(PROBLEM DESCRIPTION):
From the first line to the last, reproduce the data exactly.

(EXTRACTED RECORDS):
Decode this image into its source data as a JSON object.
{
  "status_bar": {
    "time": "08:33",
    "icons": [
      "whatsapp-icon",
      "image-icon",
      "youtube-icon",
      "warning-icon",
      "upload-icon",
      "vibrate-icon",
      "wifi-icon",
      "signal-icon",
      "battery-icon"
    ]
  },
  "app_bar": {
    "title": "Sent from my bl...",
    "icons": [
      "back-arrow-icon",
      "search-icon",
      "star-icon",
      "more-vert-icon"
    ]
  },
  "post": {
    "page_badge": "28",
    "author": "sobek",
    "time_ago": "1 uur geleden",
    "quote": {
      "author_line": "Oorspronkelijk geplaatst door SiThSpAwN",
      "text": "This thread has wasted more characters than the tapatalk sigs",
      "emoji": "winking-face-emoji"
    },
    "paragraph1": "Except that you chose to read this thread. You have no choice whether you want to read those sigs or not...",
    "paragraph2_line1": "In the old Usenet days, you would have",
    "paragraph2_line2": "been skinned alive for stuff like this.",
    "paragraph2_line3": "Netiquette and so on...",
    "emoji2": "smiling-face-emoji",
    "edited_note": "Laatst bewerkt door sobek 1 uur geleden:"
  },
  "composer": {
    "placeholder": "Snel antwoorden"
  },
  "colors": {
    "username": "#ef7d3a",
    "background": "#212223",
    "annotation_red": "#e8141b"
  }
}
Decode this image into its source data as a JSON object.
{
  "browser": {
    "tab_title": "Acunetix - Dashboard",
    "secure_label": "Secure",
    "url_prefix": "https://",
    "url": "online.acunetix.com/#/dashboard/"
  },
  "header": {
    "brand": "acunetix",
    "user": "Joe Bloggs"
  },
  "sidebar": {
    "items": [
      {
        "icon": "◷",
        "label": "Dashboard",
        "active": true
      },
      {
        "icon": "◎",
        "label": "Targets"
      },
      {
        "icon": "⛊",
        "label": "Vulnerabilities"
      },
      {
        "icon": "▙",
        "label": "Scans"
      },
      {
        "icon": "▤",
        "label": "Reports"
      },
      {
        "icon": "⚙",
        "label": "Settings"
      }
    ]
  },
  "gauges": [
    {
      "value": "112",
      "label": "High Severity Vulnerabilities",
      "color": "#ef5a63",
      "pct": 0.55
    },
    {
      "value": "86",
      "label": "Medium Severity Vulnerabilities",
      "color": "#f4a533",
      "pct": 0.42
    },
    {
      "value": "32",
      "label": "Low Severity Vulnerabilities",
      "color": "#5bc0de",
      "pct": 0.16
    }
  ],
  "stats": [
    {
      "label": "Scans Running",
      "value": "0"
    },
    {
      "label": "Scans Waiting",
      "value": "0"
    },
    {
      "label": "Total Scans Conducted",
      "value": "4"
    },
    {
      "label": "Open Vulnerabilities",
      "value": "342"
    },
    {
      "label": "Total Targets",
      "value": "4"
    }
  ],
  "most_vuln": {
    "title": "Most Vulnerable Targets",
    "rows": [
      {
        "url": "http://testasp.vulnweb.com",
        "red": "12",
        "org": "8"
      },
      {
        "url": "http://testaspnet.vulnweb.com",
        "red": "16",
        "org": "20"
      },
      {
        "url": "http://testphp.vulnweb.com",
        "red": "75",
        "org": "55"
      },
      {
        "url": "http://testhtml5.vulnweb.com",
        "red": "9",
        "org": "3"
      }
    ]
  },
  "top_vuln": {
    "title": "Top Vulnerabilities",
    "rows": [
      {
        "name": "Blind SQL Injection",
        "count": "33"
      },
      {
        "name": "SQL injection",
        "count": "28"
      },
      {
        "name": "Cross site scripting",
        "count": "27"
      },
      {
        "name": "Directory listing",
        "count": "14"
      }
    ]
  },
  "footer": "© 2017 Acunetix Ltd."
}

(RESPONSE AREA):
Decode this image into its source data as a JSON object.
{
  "status_bar": {
    "time": "08:33",
    "icons": [
      "whatsapp-icon",
      "image-icon",
      "youtube-icon",
      "warning-icon",
      "upload-icon",
      "vibrate-icon",
      "wifi-icon",
      "signal-icon",
      "battery-icon"
    ]
  },
  "app_bar": {
    "title": "Sent from my bl...",
    "icons": [
      "back-arrow-icon",
      "search-icon",
      "star-icon",
      "more-vert-icon"
    ]
  },
  "post": {
    "page_badge": "28",
    "author": "sobek",
    "time_ago": "1 uur geleden",
    "quote": {
      "author_line": "Oorspronkelijk geplaatst door SiThSpAwN",
      "text": "This thread has wasted more characters than the tapatalk sigs",
      "emoji": "winking-face-emoji"
    },
    "paragraph1": "Except that you chose to read this thread. You have no choice whether you want to read those sigs or not...",
    "paragraph2_line1": "In the old Usenet days, you would have",
    "paragraph2_line2": "been skinned alive for stuff like this.",
    "paragraph2_line3": "Netiquette and so on...",
    "emoji2": "smiling-face-emoji",
    "edited_note": "Laatst bewerkt door sobek 1 uur geleden:"
  },
  "composer": {
    "placeholder": "Snel antwoorden"
  },
  "colors": {
    "username": "#ef7d3a",
    "background": "#212223",
    "annotation_red": "#e8141b"
  }
}
Decode this image into its source data as a JSON object.
{
  "browser": {
    "tab_title": "Acunetix - Dashboard",
    "secure_label": "Secure",
    "url_prefix": "https://",
    "url": "online.acunetix.com/#/dashboard/"
  },
  "header": {
    "brand": "acunetix",
    "user": "Joe Bloggs"
  },
  "sidebar": {
    "items": [
      {
        "icon": "◷",
        "label": "Dashboard",
        "active": true
      },
      {
        "icon": "◎",
        "label": "Targets"
      },
      {
        "icon": "⛊",
        "label": "Vulnerabilities"
      },
      {
        "icon": "▙",
        "label": "Scans"
      },
      {
        "icon": "▤",
        "label": "Reports"
      },
      {
        "icon": "⚙",
        "label": "Settings"
      }
    ]
  },
  "gauges": [
    {
      "value": "112",
      "label": "High Severity Vulnerabilities",
      "color": "#ef5a63",
      "pct": 0.55
    },
    {
      "value": "86",
      "label": "Medium Severity Vulnerabilities",
      "color": "#f4a533",
      "pct": 0.42
    },
    {
      "value": "32",
      "label": "Low Severity Vulnerabilities",
      "color": "#5bc0de",
      "pct": 0.16
    }
  ],
  "stats": [
    {
      "label": "Scans Running",
      "value": "0"
    },
    {
      "label": "Scans Waiting",
      "value": "0"
    },
    {
      "label": "Total Scans Conducted",
      "value": "4"
    },
    {
      "label": "Open Vulnerabilities",
      "value": "342"
    },
    {
      "label": "Total Targets",
      "value": "4"
    }
  ],
  "most_vuln": {
    "title": "Most Vulnerable Targets",
    "rows": [
      {
        "url": "http://testasp.vulnweb.com",
        "red": "12",
        "org": "8"
      },
      {
        "url": "http://testaspnet.vulnweb.com",
        "red": "16",
        "org": "20"
      },
      {
        "url": "http://testphp.vulnweb.com",
        "red": "75",
        "org": "55"
      },
      {
        "url": "http://testhtml5.vulnweb.com",
        "red": "9",
        "org": "3"
      }
    ]
  },
  "top_vuln": {
    "title": "Top Vulnerabilities",
    "rows": [
      {
        "name": "Blind SQL Injection",
        "count": "33"
      },
      {
        "name": "SQL injection",
        "count": "28"
      },
      {
        "name": "Cross site scripting",
        "count": "27"
      },
      {
        "name": "Directory listing",
        "count": "14"
      }
    ]
  },
  "footer": "© 2017 Acunetix Ltd."
}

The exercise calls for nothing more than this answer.